Newborn: you wake them every few hours to nurse to make sure they grow strong and healthy.
Infant and Toddler: you do whatever you can to keep them from waking so they can be rested and not cranky.
Preschooler: you want them not to sleep so deeply that they don’t wake up when they have to pee or else you end up waking them up in the middle of the night to preserve a dry bed.
And then you get pregnant and never sleep well again in your life because pregnant women don’t sleep well and once you give birth, you become a mother who hears every little sound that goes bump in the night.

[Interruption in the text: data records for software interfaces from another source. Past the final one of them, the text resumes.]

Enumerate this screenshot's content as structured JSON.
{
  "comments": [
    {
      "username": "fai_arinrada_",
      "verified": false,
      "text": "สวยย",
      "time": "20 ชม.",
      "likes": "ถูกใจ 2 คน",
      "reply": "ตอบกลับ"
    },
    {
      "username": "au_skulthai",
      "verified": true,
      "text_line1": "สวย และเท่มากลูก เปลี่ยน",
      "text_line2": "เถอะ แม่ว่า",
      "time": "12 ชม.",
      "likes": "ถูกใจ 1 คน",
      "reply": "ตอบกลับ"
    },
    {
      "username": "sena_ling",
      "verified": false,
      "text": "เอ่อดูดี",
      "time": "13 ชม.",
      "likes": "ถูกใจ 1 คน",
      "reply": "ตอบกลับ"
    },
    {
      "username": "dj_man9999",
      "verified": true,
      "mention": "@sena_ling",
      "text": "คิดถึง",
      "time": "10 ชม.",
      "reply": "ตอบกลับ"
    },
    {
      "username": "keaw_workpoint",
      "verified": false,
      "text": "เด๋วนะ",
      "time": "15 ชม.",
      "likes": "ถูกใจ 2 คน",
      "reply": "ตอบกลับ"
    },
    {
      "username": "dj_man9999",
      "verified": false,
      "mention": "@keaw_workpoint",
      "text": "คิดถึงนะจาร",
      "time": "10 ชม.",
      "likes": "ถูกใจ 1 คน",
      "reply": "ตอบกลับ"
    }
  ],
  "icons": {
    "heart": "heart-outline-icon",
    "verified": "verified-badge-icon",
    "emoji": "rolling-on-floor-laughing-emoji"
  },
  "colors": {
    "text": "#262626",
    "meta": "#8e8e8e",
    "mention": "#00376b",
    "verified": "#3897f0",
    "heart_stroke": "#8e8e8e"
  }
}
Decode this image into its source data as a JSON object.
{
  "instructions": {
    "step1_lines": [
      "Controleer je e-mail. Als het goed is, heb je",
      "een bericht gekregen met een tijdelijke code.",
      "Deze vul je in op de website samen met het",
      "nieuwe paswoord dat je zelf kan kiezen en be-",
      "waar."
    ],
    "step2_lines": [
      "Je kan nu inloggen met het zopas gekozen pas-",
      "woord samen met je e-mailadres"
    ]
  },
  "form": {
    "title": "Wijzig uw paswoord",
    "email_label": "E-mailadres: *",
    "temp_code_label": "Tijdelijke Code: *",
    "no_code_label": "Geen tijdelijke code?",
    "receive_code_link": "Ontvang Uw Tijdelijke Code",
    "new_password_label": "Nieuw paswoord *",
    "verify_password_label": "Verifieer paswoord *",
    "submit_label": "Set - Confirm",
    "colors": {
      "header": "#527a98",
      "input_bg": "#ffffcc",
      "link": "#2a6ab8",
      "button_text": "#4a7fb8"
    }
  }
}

Which is a good thing because you have to wake up to feed the baby and potty the big sister!
This time around, I’ve learned:
— second c-section recovery is much easier (and not because of forgoing labor, as many assume, since I did labor)
— the value of meals from friends
— the importance of the big sibling gift
— that paid paternity leave is a wonderful benefit
— that getting a bit of baby fever is common when you know this is your last (several friends have confirmed they felt that way, and my doctor said she did, too.)
My experience with Caroline taught me
— how to maximize my sleep (nurse the baby in your own bed and sleep!)
— not to fret over the state of the moment but rather to enjoy it. Each stage has its time and passes quickly
— that it is easy to take a newborn with you anywhere and everywhere, so enjoy *that* while it lasts
— the value of
a sling (oh, who am I kiddin’) many slings
— not to bother with pumping regularly
But, of course, Elizabeth has already taught me that every baby is different. Unlike her sister, she is not a nurse-all-day kind of girl. Now, that may have been difficult to handle at first with Caroline, but I adjusted. I watched lots of shows. I read lots of internet boards. I was actually looking forward to that life of leisure again. Well, Little Miss Elizabeth is a much less intense and a much more efficient nurser.
She has taught me that I have been wrong in touting swaddling as THE sleep solution. She doesn’t care to be swaddled at all. It seems to give her gas.
She has shown me that she is her own little person already. She has taught me that, contrary to Brown v. Board of Education’s ruling, love for our kids can be different but equal.